**What is being asked**
Search the records for the string "June". Copy each line where it occurs.

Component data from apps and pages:
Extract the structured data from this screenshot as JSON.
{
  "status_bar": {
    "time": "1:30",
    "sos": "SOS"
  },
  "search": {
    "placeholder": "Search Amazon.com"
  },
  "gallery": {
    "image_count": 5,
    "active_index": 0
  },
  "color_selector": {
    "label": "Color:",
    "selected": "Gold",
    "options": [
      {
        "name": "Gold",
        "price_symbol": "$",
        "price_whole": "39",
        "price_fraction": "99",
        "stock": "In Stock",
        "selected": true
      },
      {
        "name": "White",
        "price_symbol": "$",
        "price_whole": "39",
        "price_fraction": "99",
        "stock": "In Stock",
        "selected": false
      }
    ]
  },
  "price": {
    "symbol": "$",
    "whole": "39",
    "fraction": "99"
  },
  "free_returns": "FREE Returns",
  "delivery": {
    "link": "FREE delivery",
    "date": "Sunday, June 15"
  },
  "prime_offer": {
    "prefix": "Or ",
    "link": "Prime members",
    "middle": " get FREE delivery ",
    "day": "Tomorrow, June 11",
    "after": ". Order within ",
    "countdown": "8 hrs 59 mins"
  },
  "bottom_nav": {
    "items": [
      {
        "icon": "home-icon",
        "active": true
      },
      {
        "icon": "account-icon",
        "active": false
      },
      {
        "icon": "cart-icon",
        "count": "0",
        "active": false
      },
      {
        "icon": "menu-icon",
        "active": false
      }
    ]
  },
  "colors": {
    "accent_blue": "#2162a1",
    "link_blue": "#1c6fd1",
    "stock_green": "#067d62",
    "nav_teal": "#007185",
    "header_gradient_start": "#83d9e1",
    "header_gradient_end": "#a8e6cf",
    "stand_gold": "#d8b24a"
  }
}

**Response for this exercise**
    "date": "Sunday, June 15"
    "day": "Tomorrow, June 11",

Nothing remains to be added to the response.